Stored items
[Start of Attachment]

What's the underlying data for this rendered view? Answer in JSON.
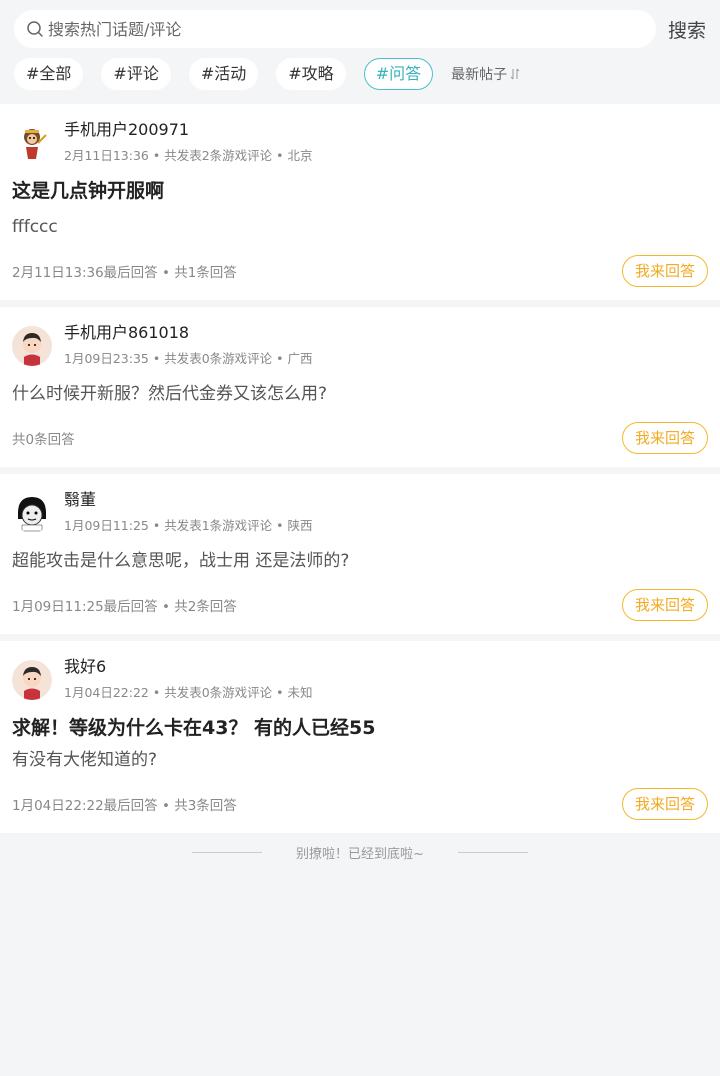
{
  "search": {
    "placeholder": "搜索热门话题/评论",
    "button_label": "搜索"
  },
  "tags": [
    {
      "label": "#全部",
      "active": false
    },
    {
      "label": "#评论",
      "active": false
    },
    {
      "label": "#活动",
      "active": false
    },
    {
      "label": "#攻略",
      "active": false
    },
    {
      "label": "#问答",
      "active": true
    }
  ],
  "sort": {
    "label": "最新帖子",
    "icon": "sort-arrows-icon"
  },
  "posts": [
    {
      "user": "手机用户200971",
      "meta": "2月11日13:36 • 共发表2条游戏评论 • 北京",
      "title": "这是几点钟开服啊",
      "content": "fffccc",
      "footer": "2月11日13:36最后回答 • 共1条回答",
      "answer_label": "我来回答",
      "avatar": "monkey-avatar"
    },
    {
      "user": "手机用户861018",
      "meta": "1月09日23:35 • 共发表0条游戏评论 • 广西",
      "title": "",
      "content": "什么时候开新服？然后代金券又该怎么用?",
      "footer": "共0条回答",
      "answer_label": "我来回答",
      "avatar": "boy-avatar"
    },
    {
      "user": "翳董",
      "meta": "1月09日11:25 • 共发表1条游戏评论 • 陕西",
      "title": "",
      "content": "超能攻击是什么意思呢，战士用 还是法师的?",
      "footer": "1月09日11:25最后回答 • 共2条回答",
      "answer_label": "我来回答",
      "avatar": "meme-avatar"
    },
    {
      "user": "我好6",
      "meta": "1月04日22:22 • 共发表0条游戏评论 • 未知",
      "title": "求解！等级为什么卡在43？ 有的人已经55",
      "content": "有没有大佬知道的?",
      "footer": "1月04日22:22最后回答 • 共3条回答",
      "answer_label": "我来回答",
      "avatar": "boy-avatar"
    }
  ],
  "end_text": "别撩啦！已经到底啦~",
  "colors": {
    "accent_teal": "#38b2bb",
    "answer_orange": "#f2ab22",
    "background": "#f4f5f7"
  }
}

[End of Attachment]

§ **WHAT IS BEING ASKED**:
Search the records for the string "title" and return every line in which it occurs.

§ **WRITTEN ANSWER**:
      "title": "这是几点钟开服啊",
      "title": "",
      "title": "",
      "title": "求解！等级为什么卡在43？ 有的人已经55",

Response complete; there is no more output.